* _Task item_
Look through the entries below and report every line that has "ffffff".
+--
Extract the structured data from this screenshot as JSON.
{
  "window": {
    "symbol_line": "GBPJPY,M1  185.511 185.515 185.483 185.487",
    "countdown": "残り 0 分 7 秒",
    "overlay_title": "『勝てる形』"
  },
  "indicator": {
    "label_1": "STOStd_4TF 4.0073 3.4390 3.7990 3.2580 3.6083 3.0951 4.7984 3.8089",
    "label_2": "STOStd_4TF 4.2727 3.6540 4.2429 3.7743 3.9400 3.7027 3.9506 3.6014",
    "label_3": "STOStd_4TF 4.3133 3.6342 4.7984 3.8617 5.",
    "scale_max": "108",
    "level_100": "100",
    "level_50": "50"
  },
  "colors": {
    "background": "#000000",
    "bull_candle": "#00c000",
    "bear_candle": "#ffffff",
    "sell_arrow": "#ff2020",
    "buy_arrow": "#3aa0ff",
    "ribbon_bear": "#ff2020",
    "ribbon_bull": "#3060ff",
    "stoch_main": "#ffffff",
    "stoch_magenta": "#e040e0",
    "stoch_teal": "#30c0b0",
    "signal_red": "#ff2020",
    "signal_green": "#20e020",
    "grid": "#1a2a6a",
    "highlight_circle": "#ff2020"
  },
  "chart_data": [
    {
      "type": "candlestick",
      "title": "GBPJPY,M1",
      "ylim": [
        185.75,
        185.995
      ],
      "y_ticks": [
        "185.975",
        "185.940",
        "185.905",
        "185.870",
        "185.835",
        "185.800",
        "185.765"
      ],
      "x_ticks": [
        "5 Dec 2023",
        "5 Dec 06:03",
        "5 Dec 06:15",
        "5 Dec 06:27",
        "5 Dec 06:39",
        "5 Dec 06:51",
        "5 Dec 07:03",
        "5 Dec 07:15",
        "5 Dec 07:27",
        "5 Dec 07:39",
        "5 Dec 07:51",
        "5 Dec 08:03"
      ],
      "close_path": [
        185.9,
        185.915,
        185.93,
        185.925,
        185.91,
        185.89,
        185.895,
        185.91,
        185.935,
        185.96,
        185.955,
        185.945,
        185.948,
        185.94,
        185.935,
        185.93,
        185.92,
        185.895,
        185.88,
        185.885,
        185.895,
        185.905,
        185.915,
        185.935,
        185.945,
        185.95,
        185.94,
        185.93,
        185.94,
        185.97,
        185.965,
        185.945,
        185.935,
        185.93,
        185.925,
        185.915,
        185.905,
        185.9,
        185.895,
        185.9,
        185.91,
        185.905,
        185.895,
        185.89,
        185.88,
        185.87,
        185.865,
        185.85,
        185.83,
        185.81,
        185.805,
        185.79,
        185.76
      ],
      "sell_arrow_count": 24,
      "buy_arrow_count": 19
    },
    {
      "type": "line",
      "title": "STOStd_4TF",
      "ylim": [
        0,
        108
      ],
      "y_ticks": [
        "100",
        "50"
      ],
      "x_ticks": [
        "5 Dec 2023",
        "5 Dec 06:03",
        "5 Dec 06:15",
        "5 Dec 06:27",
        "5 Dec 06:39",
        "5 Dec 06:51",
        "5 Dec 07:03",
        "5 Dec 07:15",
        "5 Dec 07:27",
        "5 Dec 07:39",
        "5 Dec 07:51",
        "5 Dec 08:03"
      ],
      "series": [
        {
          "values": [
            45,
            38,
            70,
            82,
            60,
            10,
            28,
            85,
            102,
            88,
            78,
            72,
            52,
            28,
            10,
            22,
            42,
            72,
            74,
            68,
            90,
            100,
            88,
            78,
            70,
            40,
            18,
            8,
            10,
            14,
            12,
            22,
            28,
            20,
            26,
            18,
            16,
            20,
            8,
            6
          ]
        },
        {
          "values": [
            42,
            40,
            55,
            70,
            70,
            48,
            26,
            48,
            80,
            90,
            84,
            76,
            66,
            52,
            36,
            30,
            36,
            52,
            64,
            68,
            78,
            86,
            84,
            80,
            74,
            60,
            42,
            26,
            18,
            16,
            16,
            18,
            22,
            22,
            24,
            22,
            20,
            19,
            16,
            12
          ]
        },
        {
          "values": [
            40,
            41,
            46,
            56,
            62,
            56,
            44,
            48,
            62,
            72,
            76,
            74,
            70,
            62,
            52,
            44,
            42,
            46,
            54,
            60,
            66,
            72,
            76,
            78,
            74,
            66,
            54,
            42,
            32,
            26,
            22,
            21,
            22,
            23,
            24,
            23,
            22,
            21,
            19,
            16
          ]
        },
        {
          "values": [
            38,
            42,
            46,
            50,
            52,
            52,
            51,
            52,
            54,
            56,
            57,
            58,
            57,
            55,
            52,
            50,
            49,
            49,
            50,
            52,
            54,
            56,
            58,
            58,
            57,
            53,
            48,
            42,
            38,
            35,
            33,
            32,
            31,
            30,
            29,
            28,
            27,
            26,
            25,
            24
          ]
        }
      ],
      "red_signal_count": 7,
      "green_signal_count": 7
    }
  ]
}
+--
* _Result below_
    "bear_candle": "#ffffff",
    "stoch_main": "#ffffff",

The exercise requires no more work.